So, we actually found that scenes that I felt had a bit more gravity to them, like Katczinsky getting shot by the boy, for example — we did all that on the 65. Everything before that was actually on the LF, but they blend perfectly. During the scene at the dinner table, the camera never moved: it’s with Von Brixdorf [Sebastian Hulk] and General Friedrichs [Devid Striesow] just talking, that big long composition shot of the table. It was shot in an 18.5[mm] lens. Also, my favorite scene in the film is actually when Paul Bäumer gets his uniform for the first time.
PP: Yeah, I love that.

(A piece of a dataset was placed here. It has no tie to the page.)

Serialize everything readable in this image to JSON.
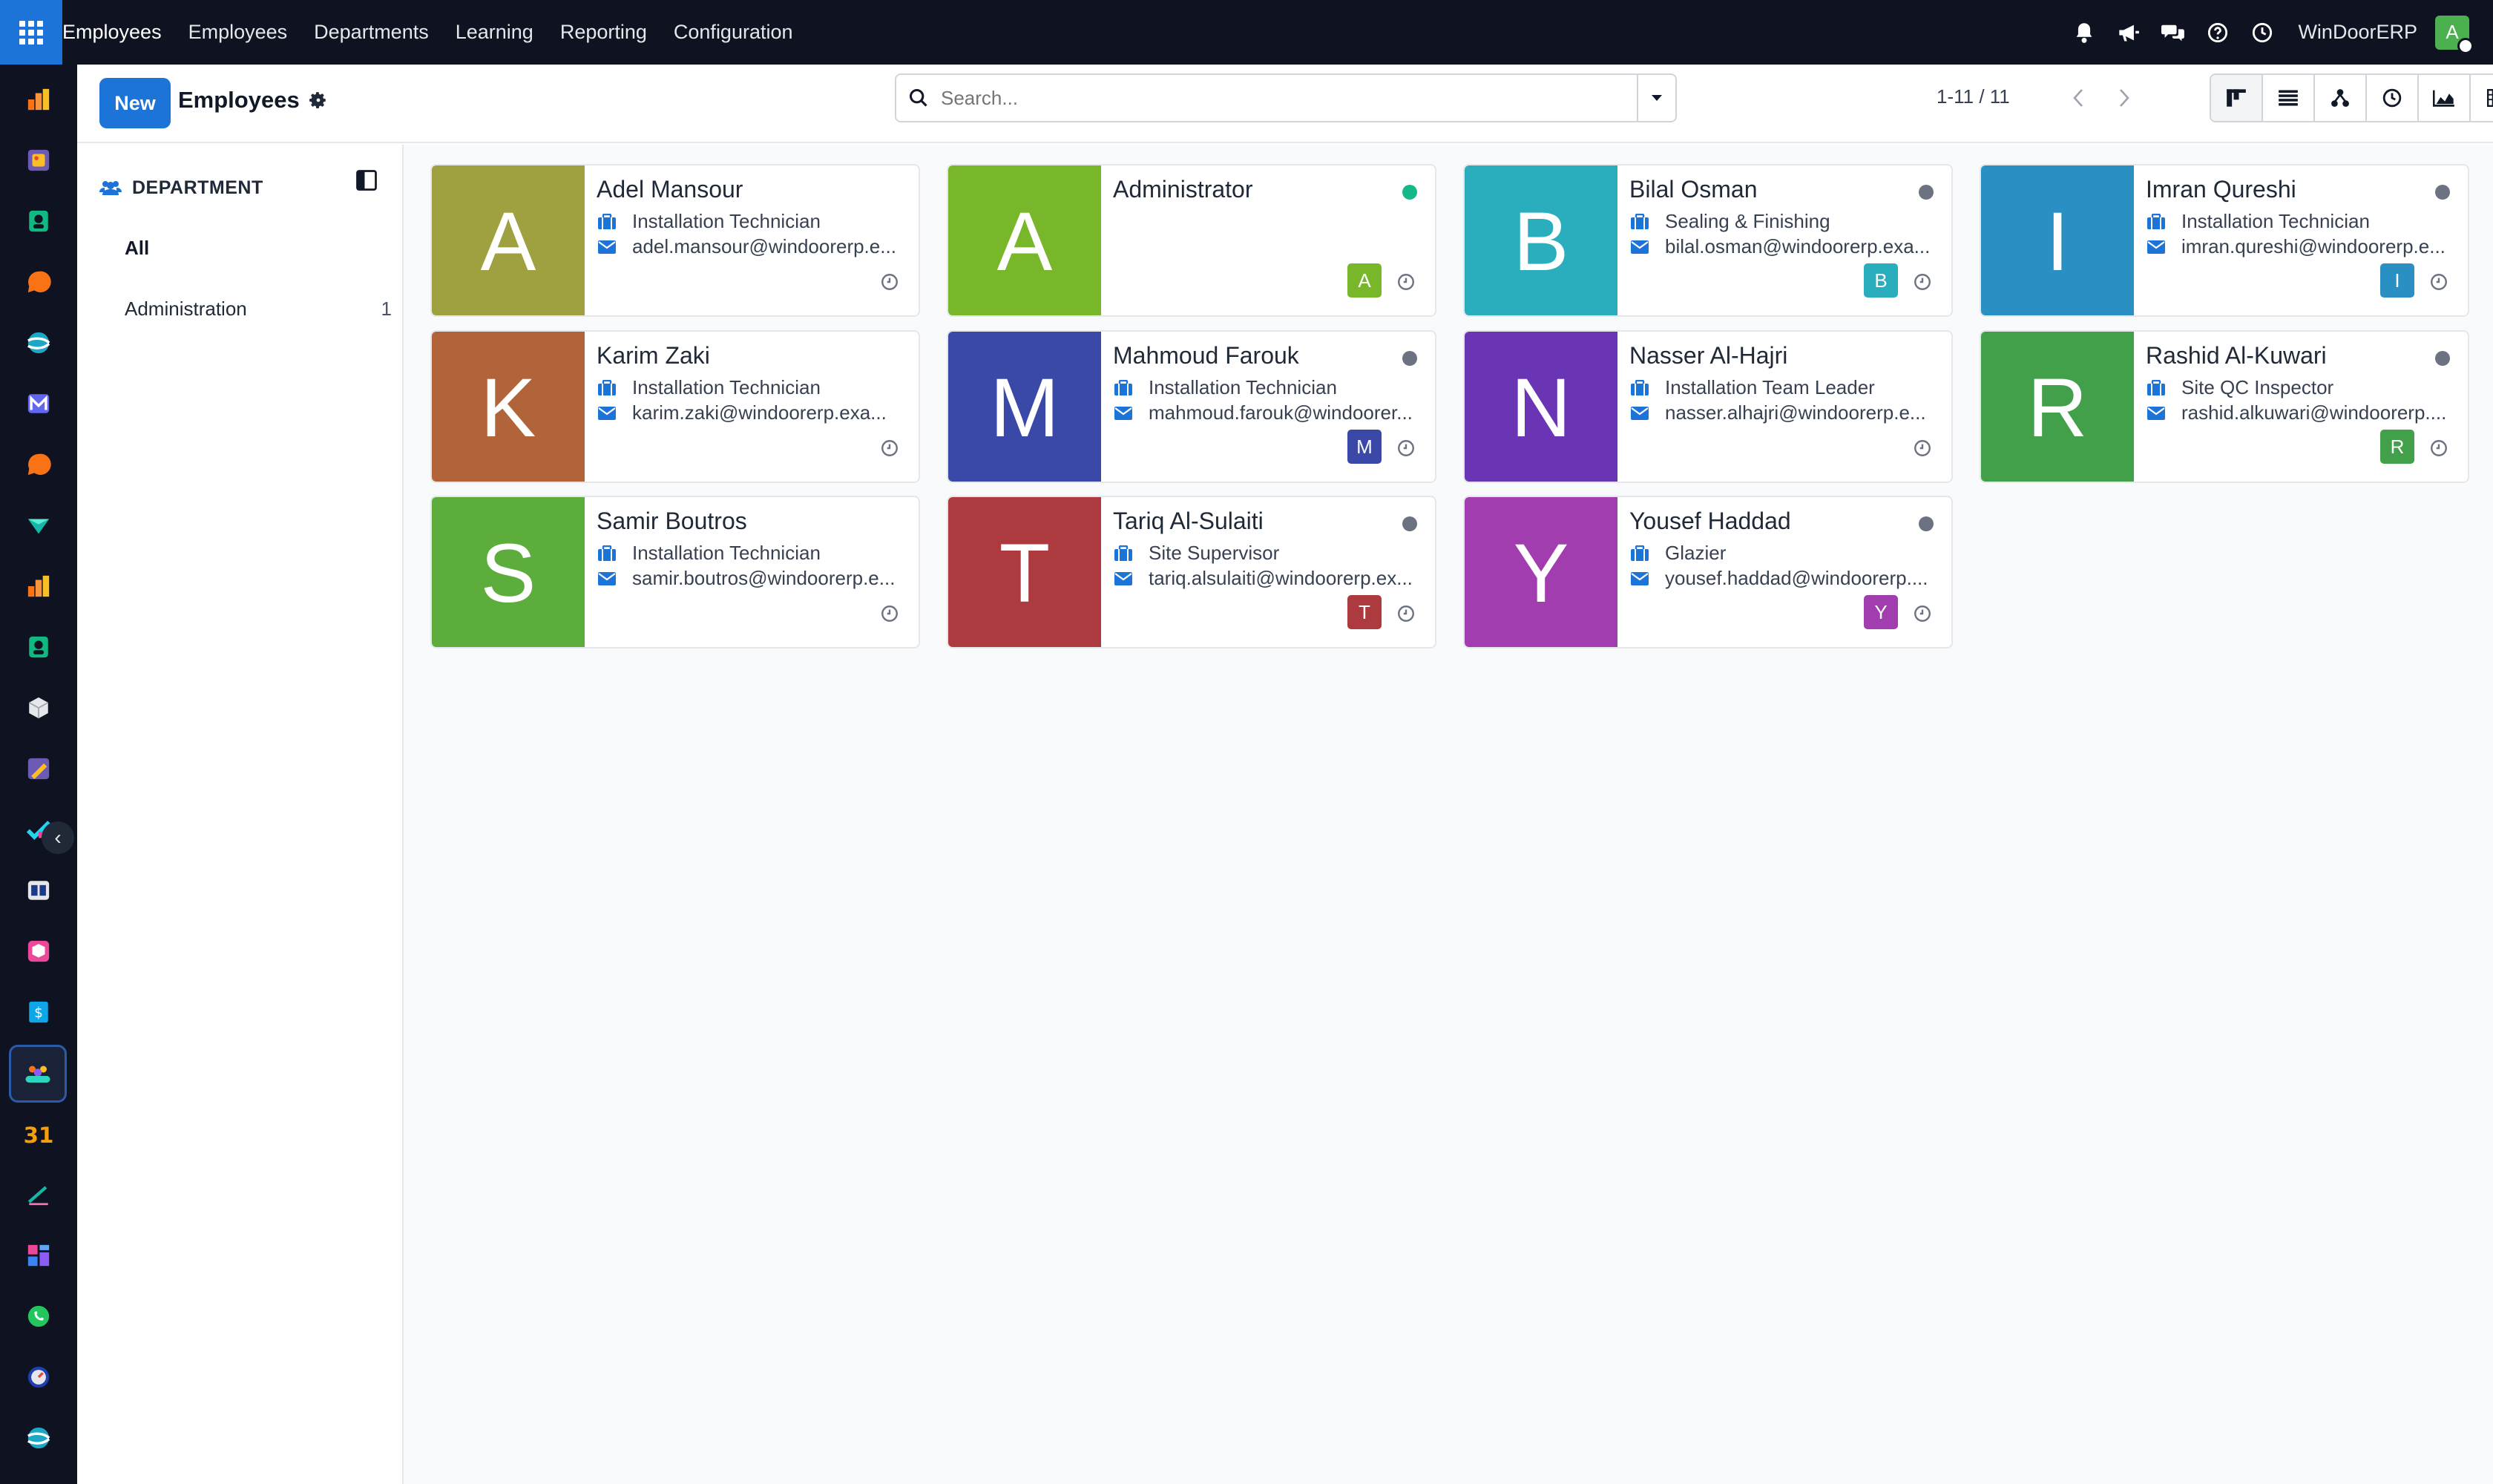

JF: That was all on location in Prague, and we shot that at night with these lighting balloons that we had to have made with L.E.D.s. We didn’t know if it was going to work or not, but it did, thank God. And we just about had the right amount of exposure, but that was on the 65, and I think that it brought something to it. I don’t want to get all arty-farty, but it just worked to my eye. When you remove yourself from it and you sit and watch it all, I forgot what lens was what. That, to me, is more what filmmaking is about. I would say that’s the thing I’m the proudest of.